### GIVEN ENTRIES ###
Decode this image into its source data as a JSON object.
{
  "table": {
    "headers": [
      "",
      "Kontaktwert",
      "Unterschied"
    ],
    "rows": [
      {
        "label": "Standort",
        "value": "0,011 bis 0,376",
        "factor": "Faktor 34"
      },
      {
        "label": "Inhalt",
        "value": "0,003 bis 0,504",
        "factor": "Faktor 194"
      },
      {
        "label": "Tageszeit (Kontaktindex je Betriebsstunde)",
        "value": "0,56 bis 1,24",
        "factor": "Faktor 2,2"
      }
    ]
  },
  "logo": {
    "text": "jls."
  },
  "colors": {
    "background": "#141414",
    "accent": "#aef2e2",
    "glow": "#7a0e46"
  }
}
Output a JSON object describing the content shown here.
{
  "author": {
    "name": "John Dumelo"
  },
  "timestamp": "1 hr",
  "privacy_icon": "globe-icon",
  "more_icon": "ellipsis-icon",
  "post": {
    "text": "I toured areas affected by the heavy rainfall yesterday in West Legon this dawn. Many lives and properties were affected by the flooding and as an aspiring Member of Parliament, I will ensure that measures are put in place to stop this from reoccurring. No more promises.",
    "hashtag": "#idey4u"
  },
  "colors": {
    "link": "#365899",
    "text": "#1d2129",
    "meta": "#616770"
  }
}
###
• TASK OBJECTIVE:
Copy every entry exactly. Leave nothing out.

• RESULT OF THE EXERCISE:
Decode this image into its source data as a JSON object.
{
  "table": {
    "headers": [
      "",
      "Kontaktwert",
      "Unterschied"
    ],
    "rows": [
      {
        "label": "Standort",
        "value": "0,011 bis 0,376",
        "factor": "Faktor 34"
      },
      {
        "label": "Inhalt",
        "value": "0,003 bis 0,504",
        "factor": "Faktor 194"
      },
      {
        "label": "Tageszeit (Kontaktindex je Betriebsstunde)",
        "value": "0,56 bis 1,24",
        "factor": "Faktor 2,2"
      }
    ]
  },
  "logo": {
    "text": "jls."
  },
  "colors": {
    "background": "#141414",
    "accent": "#aef2e2",
    "glow": "#7a0e46"
  }
}
Output a JSON object describing the content shown here.
{
  "author": {
    "name": "John Dumelo"
  },
  "timestamp": "1 hr",
  "privacy_icon": "globe-icon",
  "more_icon": "ellipsis-icon",
  "post": {
    "text": "I toured areas affected by the heavy rainfall yesterday in West Legon this dawn. Many lives and properties were affected by the flooding and as an aspiring Member of Parliament, I will ensure that measures are put in place to stop this from reoccurring. No more promises.",
    "hashtag": "#idey4u"
  },
  "colors": {
    "link": "#365899",
    "text": "#1d2129",
    "meta": "#616770"
  }
}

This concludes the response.